An addition to my library

St Aubin - Glossary in  "The Art of the Embroiderer"

St Aubin - Glossary in "The Art of the Embroiderer"

Charles Germain de St Aubin was designer to Louis XV of France, and he wrote a famous work entitled “The Art of the Embroiderer”, which is much referenced among scholars of textiles of the period, but has proven tricky to track down. Not to mention, my grasp of seventeenth century technical French really isn’t up to scratch.

Now, however, I’ve got hold of a recent translation. The Los Angeles County Museum of Art commissioned a translation, and produced the resulting book splendidly, with colour plates of interesting relevant textiles from their collection (annotated by the curator) and a facsimile of the original work, all on good paper and properly bound and presented in a slipcase. I gloat quietly to myself every time I look at it!

St Aubin - Colour Plate in "The Art of the Embroiderer"

St Aubin - Colour Plate in "The Art of the Embroiderer"

The book is of interest to me because he talks of chenille embroidery, and implies that there are two known methods for making a chenille yarn, one of markedly poorer quality than the other. This is very strange, because until some time in the seventies you would have been told that there was only one way to make a chenille, and that the method St Aubin dismisses as being of poor quality. As far as I am aware no one has yet worked out quite what St Aubin meant, or what other technique he was referring to.

Wouldn’t it be wonderful to find out!



  1. deanna7trees says:

    how interesting. i have made some chenille many years ago when they came out with that amazing chenille tool. i also have lots of squares of vintage chenille that i got on ebay and have used to make a couple of blankets for children. there are so many beautiful patterns. the book sounds wonderful.

  2. Elmsley Rose says:

    Germain….and in a slipcase!
    I’m drooling so much, it’s bubbling! (I apologise for the mental picture!)

    The zoom is unclear – rats!

  3. I love puzzles and that book has me turning green with envy.
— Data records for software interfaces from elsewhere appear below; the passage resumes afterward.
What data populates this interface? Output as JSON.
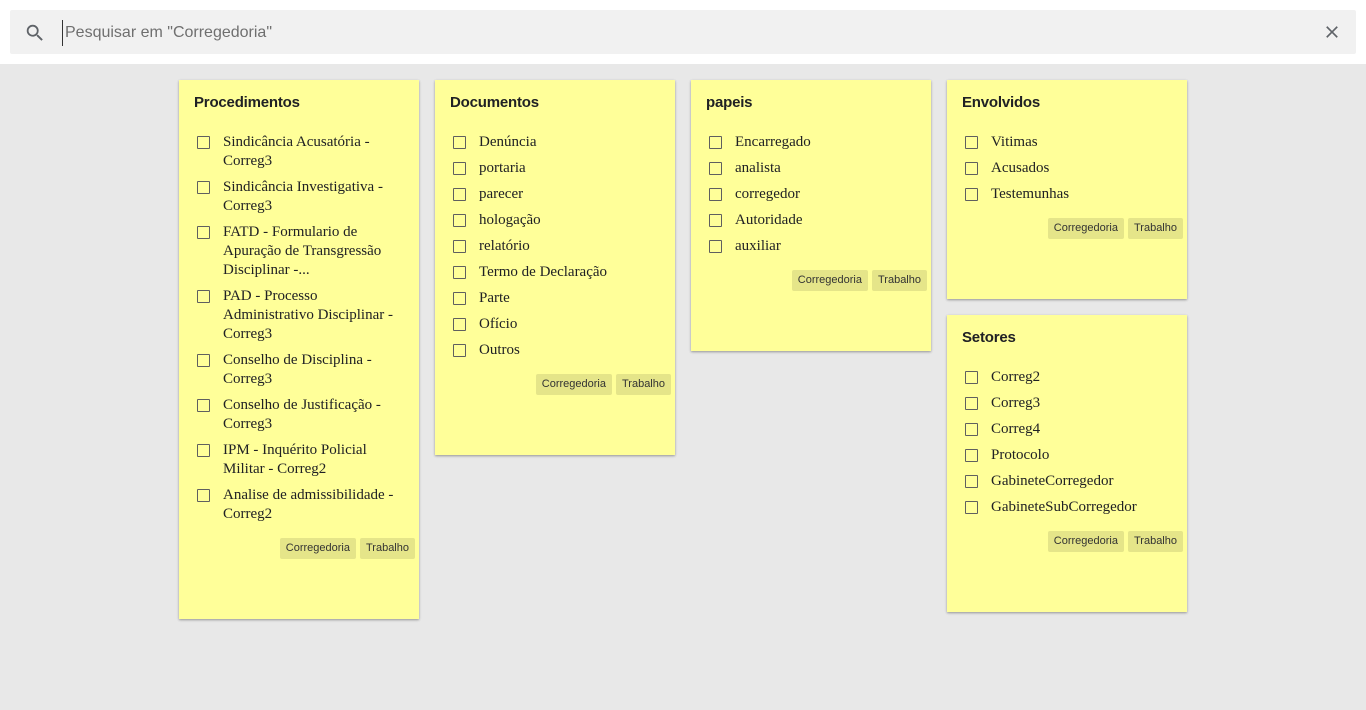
{
  "search": {
    "placeholder": "Pesquisar em \"Corregedoria\""
  },
  "notes": [
    {
      "title": "Procedimentos",
      "items": [
        "Sindicância Acusatória - Correg3",
        "Sindicância Investigativa - Correg3",
        "FATD - Formulario de Apuração de Transgressão Disciplinar -...",
        "PAD - Processo Administrativo Disciplinar - Correg3",
        "Conselho de Disciplina - Correg3",
        "Conselho de Justificação - Correg3",
        "IPM - Inquérito Policial Militar - Correg2",
        "Analise de admissibilidade - Correg2"
      ],
      "labels": [
        "Corregedoria",
        "Trabalho"
      ]
    },
    {
      "title": "Documentos",
      "items": [
        "Denúncia",
        "portaria",
        "parecer",
        "hologação",
        "relatório",
        "Termo de Declaração",
        "Parte",
        "Ofício",
        "Outros"
      ],
      "labels": [
        "Corregedoria",
        "Trabalho"
      ]
    },
    {
      "title": "papeis",
      "items": [
        "Encarregado",
        "analista",
        "corregedor",
        "Autoridade",
        "auxiliar"
      ],
      "labels": [
        "Corregedoria",
        "Trabalho"
      ]
    },
    {
      "title": "Envolvidos",
      "items": [
        "Vitimas",
        "Acusados",
        "Testemunhas"
      ],
      "labels": [
        "Corregedoria",
        "Trabalho"
      ]
    },
    {
      "title": "Setores",
      "items": [
        "Correg2",
        "Correg3",
        "Correg4",
        "Protocolo",
        "GabineteCorregedor",
        "GabineteSubCorregedor"
      ],
      "labels": [
        "Corregedoria",
        "Trabalho"
      ]
    }
  ]
}
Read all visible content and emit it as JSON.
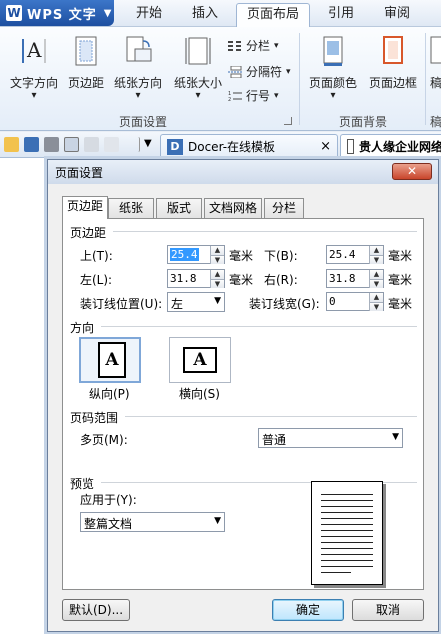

  4. It looks like a wonderful book – the colour plate looks fabulous! The only chenille I know how to make is ‘ faux chenille’ – stitching several layers of fabric together on the diagonal with evenly spaced parallel lines, then cutting through all the layers except the back one between the lines of stitching. Once washed and tumbledried, you end up with a lovely thick fabric.

  5. Penny says:

    This looks like a wonderful book! I know you’ll have many, many pleasurable hours checking out each and every stitch.

  6. karen says:

    I love to get new books and don’t blame you art all for gloating….gloat away!

  7. Lady Fi says:

    Wonderful colour plate!

  8. What a marvellous find, and how interesting. Enjoy your researching!

  9. Kimberly says:

    I have the exact same copy! I bought it many years ago at a needlework seminar. At the time, I wondered why I was buying it since I did only counted thread embroidery. Later, when I moved on to surface embroidery, I was very glad I did!
    Also, when the Plimoth jacket project began, and I first used a slate frame, I was tickled to see the detailed directions of slate frames on pp 23-25.
    I’m sure you’ll enjoy it for many years to come, too!

  10. Janice says:

    Another interesting project for you then! Good luck with that one! 🙂

  11. Julie T. says:

    I was a weaver for many years, and as I recall, these days chenille is made from cotton or rayon. Although much more slippery, rayon holds up better than the chenille made from cotton. I’ve woven with rayon chenille and love the shine and feel of the finished product, but it still tends to worm itself out of the braided fringe.

    Love the book!

  12. Susan says:

    I think we should put Tricia Wilson Nguyen on the hunt for the answer to the chenille thread. I had the good fortune of acquiring a small bit of vintage silk chenille. It FAR surpasses any versions silk or otherwise of chenille thread made today in both stitchability (it doesn’t worm) and it’s sheen and beauty. I have a number of antique chenille pieces and I believe they were stitched with this finer version of chenille. I too would join you in wanting to know the answer….

    I just bought the book. Thanks for telling me about it!